The opinion of the court was delivered by: Winkelstein, J.A.D.
NOT FOR PUBLICATION WITHOUT THE APPROVAL OF THE APPELLATE DIVISION
Submitted January 23, 2008
Before Judges Winkelstein, Yannotti and LeWinn.
In this appeal, the court is asked to decide the validity of an ordinance that authorizes the mayor of the Borough of Hawthorne to appoint and promote Borough police officers. Plaintiff, the officers' collective bargaining representative, claims that police officers may only be appointed and promoted by an ordinance enacted by the governing body, which is the Borough council. The controversy implicates the interplay between the Optional Municipal Charter Law, commonly referred to as the Faulkner Act, N.J.S.A. 40:69A-1 to -210, and N.J.S.A. 40A:14-118, a general law that addresses the creation of municipal police departments and their internal structures. Judge Thomas Brogan found that the ordinance was valid. We agree. We conclude that under the Borough's mayor-council form of government, the governing body may, by ordinance, delegate to the mayor the authority to make appointments to and promotions within the municipal police department.
Chapter 11 of the Borough Code establishes a Department of Public Safety, within which is included, "under the direct supervision and control of the Mayor," both the police department and the fire department. In 1999, the Borough council adopted chapter 44 of the Borough Code, which states that the head of the police department, to be known as the "Chief of Police," would be directly responsible to the mayor as the "appropriate authority." The ordinance vests the mayor with the power to appoint and promote police officers.

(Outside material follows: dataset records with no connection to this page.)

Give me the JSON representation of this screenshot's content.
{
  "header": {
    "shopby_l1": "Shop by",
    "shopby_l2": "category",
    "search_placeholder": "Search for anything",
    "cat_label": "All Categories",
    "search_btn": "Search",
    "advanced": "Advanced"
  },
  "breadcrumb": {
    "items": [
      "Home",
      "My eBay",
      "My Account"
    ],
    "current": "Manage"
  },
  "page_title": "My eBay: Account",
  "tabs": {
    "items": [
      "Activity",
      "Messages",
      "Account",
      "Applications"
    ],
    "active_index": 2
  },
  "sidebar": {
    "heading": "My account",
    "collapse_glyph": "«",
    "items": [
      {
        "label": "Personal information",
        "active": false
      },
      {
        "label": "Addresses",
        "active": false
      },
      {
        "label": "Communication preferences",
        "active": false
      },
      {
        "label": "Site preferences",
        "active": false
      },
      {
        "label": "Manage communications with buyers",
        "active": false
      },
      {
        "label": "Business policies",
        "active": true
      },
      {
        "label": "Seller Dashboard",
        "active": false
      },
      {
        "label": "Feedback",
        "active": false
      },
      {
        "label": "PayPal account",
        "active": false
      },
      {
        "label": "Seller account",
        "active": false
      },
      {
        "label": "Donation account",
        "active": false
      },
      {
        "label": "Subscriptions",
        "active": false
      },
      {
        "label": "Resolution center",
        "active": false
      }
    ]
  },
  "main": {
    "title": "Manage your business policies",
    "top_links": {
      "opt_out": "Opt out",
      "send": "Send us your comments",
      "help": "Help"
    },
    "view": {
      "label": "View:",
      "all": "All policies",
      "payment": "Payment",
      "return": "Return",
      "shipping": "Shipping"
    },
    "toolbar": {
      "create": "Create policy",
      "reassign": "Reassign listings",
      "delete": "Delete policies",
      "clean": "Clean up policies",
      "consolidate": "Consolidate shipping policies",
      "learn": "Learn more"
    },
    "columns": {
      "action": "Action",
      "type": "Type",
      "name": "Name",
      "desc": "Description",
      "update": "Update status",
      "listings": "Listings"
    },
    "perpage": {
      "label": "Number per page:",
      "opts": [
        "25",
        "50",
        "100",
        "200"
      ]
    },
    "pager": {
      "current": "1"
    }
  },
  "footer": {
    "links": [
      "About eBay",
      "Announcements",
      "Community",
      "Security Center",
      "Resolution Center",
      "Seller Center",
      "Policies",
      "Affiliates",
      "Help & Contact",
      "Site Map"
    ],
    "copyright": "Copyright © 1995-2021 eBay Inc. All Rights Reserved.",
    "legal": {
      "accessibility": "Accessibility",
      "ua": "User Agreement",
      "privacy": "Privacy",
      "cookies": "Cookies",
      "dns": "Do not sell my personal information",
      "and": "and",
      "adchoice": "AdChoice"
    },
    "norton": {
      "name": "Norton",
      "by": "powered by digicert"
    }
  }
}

On May 17, 2006, the Borough Code was amended by Ordinance 1871-06. The ordinance restated that the head of the police department is the chief of police, who is directly responsible to the mayor as the appropriate authority. Although the ordinance continued to vest the powers of appointment and promotion in the mayor, it placed limits on that authority, precluding the mayor from promoting any member of the police department "to a rank other than the rank immediately succeeding the rank then held by the member." The ordinance also identified the number of persons eligible to hold each rank.
In October 2006, plaintiff filed suit seeking to set aside Ordinance 1871-06, asserting that only the Borough council had the authority to appoint and promote police officers. The Borough responded that appointments and promotions of police officers were an executive function of the mayor, not a legislative function of the Borough council. The Borough further asserted that plaintiff's complaint was procedurally barred, as not having been filed as a prerogative writ action within forty-five days of the passage of the ordinance.
See R. 4:69-6(a) ("[n]o action in lieu of prerogative writs shall be commenced later than 45 days after the accrual of the right to the review").
The trial court addressed the issues on cross-motions for summary judgment. In its oral decision on March 16, 2007, memorialized in an order of that date, the court concluded that appointment of police officers was "a permissible allocation of power to the mayor." The court determined not to dismiss the complaint as untimely, observing that "if there is . . . an improper, or an invalid statute on the books," the complaint challenging that statute should be addressed substantively.
We begin our discussion with the Borough's procedural argument that because plaintiff failed to file a timely action in lieu of prerogative writs, the complaint should be dismissed.
Challenges to municipal action are generally brought by actions in lieu of prerogative writs. See R. 4:69-1 to -7; Pressler, Current N.J. Court Rules, comment 1 on R. 4:69-1 (2008). Even though plaintiff's complaint was not so designated, it may be characterized as such because it challenges the Borough's action in authorizing the mayor to appoint and promote police officers. Consequently, as it is the substantial equivalent of a complaint in lieu of prerogative writs, the Borough claims it should be dismissed because it was filed more than forty-five days after the accrual of the right to review. R. 4:69-6(a).
The trial judge rejected that argument and determined to address the complaint on its merits because it concerns an important public rather than private interest. See R. 4:69-6(c); Borough of Princeton v. Bd. of Chosen Freeholders, County of Mercer, 169 N.J. 135, 152-53 (2001) (appropriate to relax forty-five day time limit for filing the complaint where "important public rather than private interests . . . require adjudication or clarification") (quoting Brunetti v. Borough of New Milford, 68 N.J. 576, 586 (1975)). Judge Brogan's decision to relax the limitations period was a proper ...